Andy Dehnart

Thursday 14th of July 2022

Aack, forgot to respond to this last week while traveling! I always appreciate the challenge(s)!

T.J.: I know that's supposed to be his thing, but it just doesn't work for me, especially compared to other CBS hosts, but even compared to cable or streaming hosts who are much more casual and informal, whether that's Nicole Byer on Making It or Rob Riggle on Holey Moley.

Winning $5K/$1K: You're right about that, of course; I didn't write that well, and meant they wouldn't have to win again to get into the finale. Of course, it's a long path from win ---> finale! As to the $1K, I misunderstood/misheard when TJ said they got $1K each, thinking that was for the challenge, and forgetting that everyone started with that. That's my error.

Editing: My major objection here was not the flashback—which can work, and sometimes can be annoying—but the brevity of it. I wanted to see James really working people, rather than a sentence here or there.

Algorithm: I do understand the general idea, but I still don't believe it's 1) random or 2) an actual algorithm, though I guess a spreadsheet with names that are paired together constitutes a kind of primitive algorithm.

Kurt

Thursday 7th of July 2022

@BadMitten, Agreed that giving Tyson and Angela $5,000 is nice for their bank account / final ticket, but it makes them a target. You get the entire bank account for someone you take out in elimination, so it makes sense that teams might be gunning for Tyson and Angela (particularly if they have a bad partner) in order to get YOUR ticket punched. It's potentially easier to win an elimination (50% chance) than it would be to win a challenge (1 team out of 16 or so, although that dwindles).

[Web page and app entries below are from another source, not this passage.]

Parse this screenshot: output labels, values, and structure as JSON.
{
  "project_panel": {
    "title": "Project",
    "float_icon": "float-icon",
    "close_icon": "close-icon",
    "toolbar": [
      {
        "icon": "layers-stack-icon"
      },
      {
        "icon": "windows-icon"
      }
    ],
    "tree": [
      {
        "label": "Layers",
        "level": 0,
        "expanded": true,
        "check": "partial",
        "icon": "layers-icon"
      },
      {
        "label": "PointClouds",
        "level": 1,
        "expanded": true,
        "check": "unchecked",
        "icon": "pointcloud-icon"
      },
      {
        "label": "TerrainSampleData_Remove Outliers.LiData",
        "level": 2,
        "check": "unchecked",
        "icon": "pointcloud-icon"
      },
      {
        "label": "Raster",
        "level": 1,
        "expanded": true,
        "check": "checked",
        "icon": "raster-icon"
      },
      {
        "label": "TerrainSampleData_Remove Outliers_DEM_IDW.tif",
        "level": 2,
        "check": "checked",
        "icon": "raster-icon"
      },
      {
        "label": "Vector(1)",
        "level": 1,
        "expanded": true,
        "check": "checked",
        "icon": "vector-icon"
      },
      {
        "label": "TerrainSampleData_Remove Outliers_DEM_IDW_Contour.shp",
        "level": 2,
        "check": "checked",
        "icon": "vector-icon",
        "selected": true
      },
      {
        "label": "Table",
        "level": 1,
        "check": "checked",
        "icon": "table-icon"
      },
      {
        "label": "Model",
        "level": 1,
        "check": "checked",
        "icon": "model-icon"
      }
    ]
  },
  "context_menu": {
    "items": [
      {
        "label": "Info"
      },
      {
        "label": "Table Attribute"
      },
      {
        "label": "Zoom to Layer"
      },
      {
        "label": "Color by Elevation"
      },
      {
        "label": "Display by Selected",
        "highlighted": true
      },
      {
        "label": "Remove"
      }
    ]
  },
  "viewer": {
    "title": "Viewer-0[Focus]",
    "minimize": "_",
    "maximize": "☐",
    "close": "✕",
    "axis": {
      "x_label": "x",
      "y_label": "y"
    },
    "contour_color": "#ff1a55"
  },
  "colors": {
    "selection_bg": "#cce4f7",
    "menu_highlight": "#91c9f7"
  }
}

And I agree there is no 'algorithm' that's just a fancy name they gave it, like they have a different name for the elimination location on every season of the Challenge. I agree it probably won't be random but producer picked, but making it so you'll never have the same partner twice (until you run out) is a nice twist. Going to very much keep people on their feet and the season much less predictable.

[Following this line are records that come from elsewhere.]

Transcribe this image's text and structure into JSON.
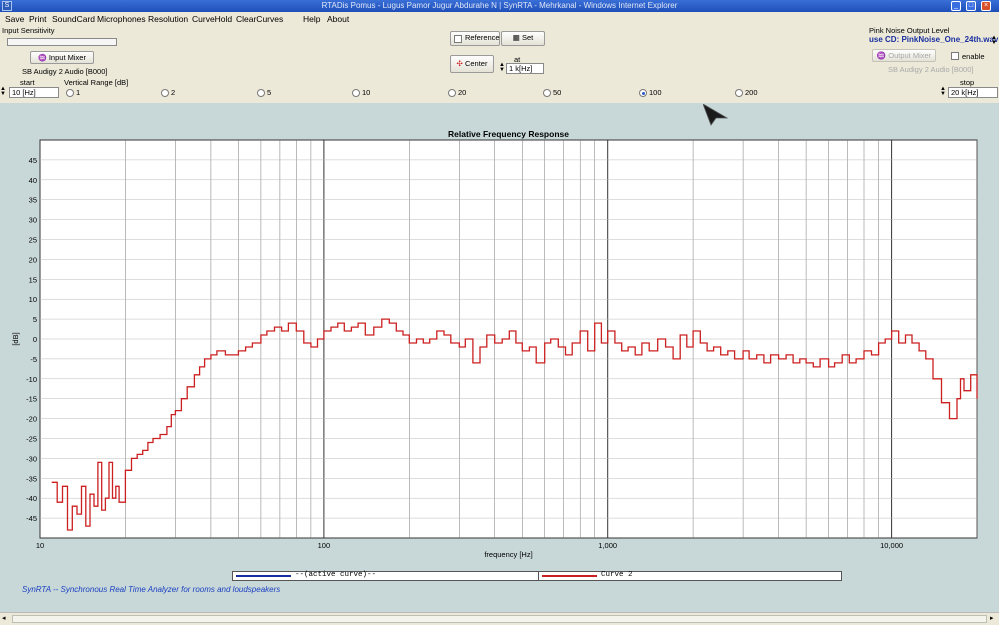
{
  "window": {
    "title": "RTADis Pomus - Lugus Pamor Jugur Abdurahe N | SynRTA - Mehrkanal - Windows Internet Explorer"
  },
  "menu": [
    "Save",
    "Print",
    "SoundCard",
    "Microphones",
    "Resolution",
    "CurveHold",
    "ClearCurves",
    "Help",
    "About"
  ],
  "input": {
    "section_label": "Input Sensitivity",
    "mixer_button": "Input Mixer",
    "device": "SB Audigy 2 Audio [B000]"
  },
  "reference": {
    "checkbox_label": "Reference",
    "set_button": "Set",
    "center_button": "Center",
    "at_label": "at",
    "at_value": "1 k[Hz]"
  },
  "pink_noise": {
    "section_label": "Pink Noise Output Level",
    "use_cd": "use CD: PinkNoise_One_24th.wav",
    "enable_label": "enable",
    "mixer_button": "Output Mixer",
    "device": "SB Audigy 2 Audio [B000]"
  },
  "range": {
    "start_label": "start",
    "start_value": "10 [Hz]",
    "vertical_label": "Vertical Range [dB]",
    "options": [
      "1",
      "2",
      "5",
      "10",
      "20",
      "50",
      "100",
      "200"
    ],
    "selected": "100",
    "stop_label": "stop",
    "stop_value": "20 k[Hz]"
  },
  "legend": {
    "active_label": "--(active curve)--",
    "active_color": "#1a2fa0",
    "curve2_label": "Curve 2",
    "curve2_color": "#cc1f1f"
  },
  "branding": "SynRTA -- Synchronous Real Time Analyzer for rooms and loudspeakers",
  "chart_data": {
    "type": "line",
    "title": "Relative Frequency Response",
    "xlabel": "frequency [Hz]",
    "ylabel": "[dB]",
    "xscale": "log",
    "xlim": [
      10,
      20000
    ],
    "ylim": [
      -50,
      50
    ],
    "x_tick_labels": [
      {
        "v": 10,
        "t": "10"
      },
      {
        "v": 100,
        "t": "100"
      },
      {
        "v": 1000,
        "t": "1,000"
      },
      {
        "v": 10000,
        "t": "10,000"
      }
    ],
    "y_ticks": [
      45,
      40,
      35,
      30,
      25,
      20,
      15,
      10,
      5,
      0,
      -5,
      -10,
      -15,
      -20,
      -25,
      -30,
      -35,
      -40,
      -45
    ],
    "series": [
      {
        "name": "Curve 2",
        "color": "#cc1f1f",
        "step": true,
        "points": [
          [
            11.0,
            -36
          ],
          [
            11.5,
            -41
          ],
          [
            12.0,
            -37
          ],
          [
            12.5,
            -48
          ],
          [
            13.0,
            -42
          ],
          [
            13.5,
            -44
          ],
          [
            14.0,
            -37
          ],
          [
            14.5,
            -47
          ],
          [
            15.0,
            -39
          ],
          [
            15.5,
            -42
          ],
          [
            16.0,
            -31
          ],
          [
            16.5,
            -43
          ],
          [
            17.0,
            -40
          ],
          [
            17.5,
            -31
          ],
          [
            18.0,
            -40
          ],
          [
            18.5,
            -37
          ],
          [
            19.0,
            -41
          ],
          [
            20.0,
            -33
          ],
          [
            21.0,
            -30
          ],
          [
            22.0,
            -29
          ],
          [
            23.0,
            -28
          ],
          [
            24.0,
            -26
          ],
          [
            25.0,
            -25
          ],
          [
            26.5,
            -24
          ],
          [
            28.0,
            -22
          ],
          [
            29.0,
            -19
          ],
          [
            30.0,
            -18
          ],
          [
            31.5,
            -15
          ],
          [
            33.0,
            -12
          ],
          [
            35.0,
            -9
          ],
          [
            36.5,
            -7
          ],
          [
            38.0,
            -5
          ],
          [
            40.0,
            -4
          ],
          [
            42.0,
            -3
          ],
          [
            45.0,
            -4
          ],
          [
            47.5,
            -4
          ],
          [
            50.0,
            -3
          ],
          [
            53.0,
            -2
          ],
          [
            56.0,
            -1
          ],
          [
            60.0,
            1
          ],
          [
            63.0,
            2
          ],
          [
            67.0,
            3
          ],
          [
            71.0,
            2
          ],
          [
            75.0,
            4
          ],
          [
            80.0,
            2
          ],
          [
            85.0,
            -1
          ],
          [
            90.0,
            -2
          ],
          [
            95.0,
            0
          ],
          [
            100,
            2
          ],
          [
            106,
            3
          ],
          [
            112,
            4
          ],
          [
            118,
            2
          ],
          [
            125,
            3
          ],
          [
            132,
            4
          ],
          [
            140,
            1
          ],
          [
            150,
            3
          ],
          [
            160,
            5
          ],
          [
            170,
            4
          ],
          [
            180,
            2
          ],
          [
            190,
            1
          ],
          [
            200,
            -1
          ],
          [
            212,
            0
          ],
          [
            224,
            -1
          ],
          [
            236,
            0
          ],
          [
            250,
            2
          ],
          [
            265,
            1
          ],
          [
            280,
            -1
          ],
          [
            300,
            -2
          ],
          [
            315,
            0
          ],
          [
            335,
            -6
          ],
          [
            355,
            -2
          ],
          [
            375,
            1
          ],
          [
            400,
            -1
          ],
          [
            425,
            0
          ],
          [
            450,
            2
          ],
          [
            475,
            -1
          ],
          [
            500,
            -3
          ],
          [
            530,
            -2
          ],
          [
            560,
            -6
          ],
          [
            600,
            -1
          ],
          [
            630,
            0
          ],
          [
            670,
            -2
          ],
          [
            710,
            -4
          ],
          [
            750,
            -1
          ],
          [
            800,
            2
          ],
          [
            850,
            -3
          ],
          [
            900,
            4
          ],
          [
            950,
            -1
          ],
          [
            1000,
            2
          ],
          [
            1060,
            -1
          ],
          [
            1120,
            -3
          ],
          [
            1180,
            -2
          ],
          [
            1250,
            -4
          ],
          [
            1320,
            -1
          ],
          [
            1400,
            -3
          ],
          [
            1500,
            0
          ],
          [
            1600,
            -2
          ],
          [
            1700,
            -5
          ],
          [
            1800,
            1
          ],
          [
            1900,
            -2
          ],
          [
            2000,
            2
          ],
          [
            2120,
            -1
          ],
          [
            2240,
            -3
          ],
          [
            2360,
            -2
          ],
          [
            2500,
            -4
          ],
          [
            2650,
            -3
          ],
          [
            2800,
            -5
          ],
          [
            3000,
            -3
          ],
          [
            3150,
            -5
          ],
          [
            3350,
            -4
          ],
          [
            3550,
            -6
          ],
          [
            3750,
            -4
          ],
          [
            4000,
            -5
          ],
          [
            4250,
            -4
          ],
          [
            4500,
            -6
          ],
          [
            4750,
            -5
          ],
          [
            5000,
            -6
          ],
          [
            5300,
            -7
          ],
          [
            5600,
            -5
          ],
          [
            6000,
            -7
          ],
          [
            6300,
            -6
          ],
          [
            6700,
            -4
          ],
          [
            7100,
            -6
          ],
          [
            7500,
            -5
          ],
          [
            8000,
            -3
          ],
          [
            8500,
            -4
          ],
          [
            9000,
            -1
          ],
          [
            9500,
            0
          ],
          [
            10000,
            2
          ],
          [
            10600,
            -1
          ],
          [
            11200,
            1
          ],
          [
            11800,
            -1
          ],
          [
            12500,
            -3
          ],
          [
            13200,
            -5
          ],
          [
            14000,
            -10
          ],
          [
            15000,
            -16
          ],
          [
            16000,
            -20
          ],
          [
            17000,
            -15
          ],
          [
            17500,
            -10
          ],
          [
            18000,
            -13
          ],
          [
            19000,
            -9
          ],
          [
            20000,
            -15
          ]
        ]
      }
    ],
    "grid": true
  }
}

The Challenge is my guilty pleasure, and I'm all in on this one. Kind of disappointed that we didn't see normal The Challenge contestants on here, but it would be fun to see some of them pop up in the The Challenge World Championship series after this one completes its run.

Melissa

Thursday 7th of July 2022

I haven't watched this yet. I was never into the MTV version, but this sounds interesting. Thanks for the review.

I am so, SO proud of you for quitting that other show!! :) Your life will be better for it.

Andy Dehnart

Thursday 7th of July 2022

Thanks! 😃 I will still follow it in case it needs to be held accountable, but definitely not worth 95 days.

Patrick

Thursday 7th of July 2022

Agree with everything you wrote, but can we talk about PEMDAS?! Did the order of operations not matter in that challenge?!

BadMitten

Thursday 7th of July 2022

@Patrick, The Challenge is notorious for not using PEMDAS for their math challenges, they do the same thing on MTV/Paramount versions

Andy Dehnart

Thursday 7th of July 2022

Great question, and I don't think so. Based on the equations on the screen—which I did not calculate!—it seemed like they were treating the end of the first pair as an equal sign, adding/multiplying/subtracting as they went.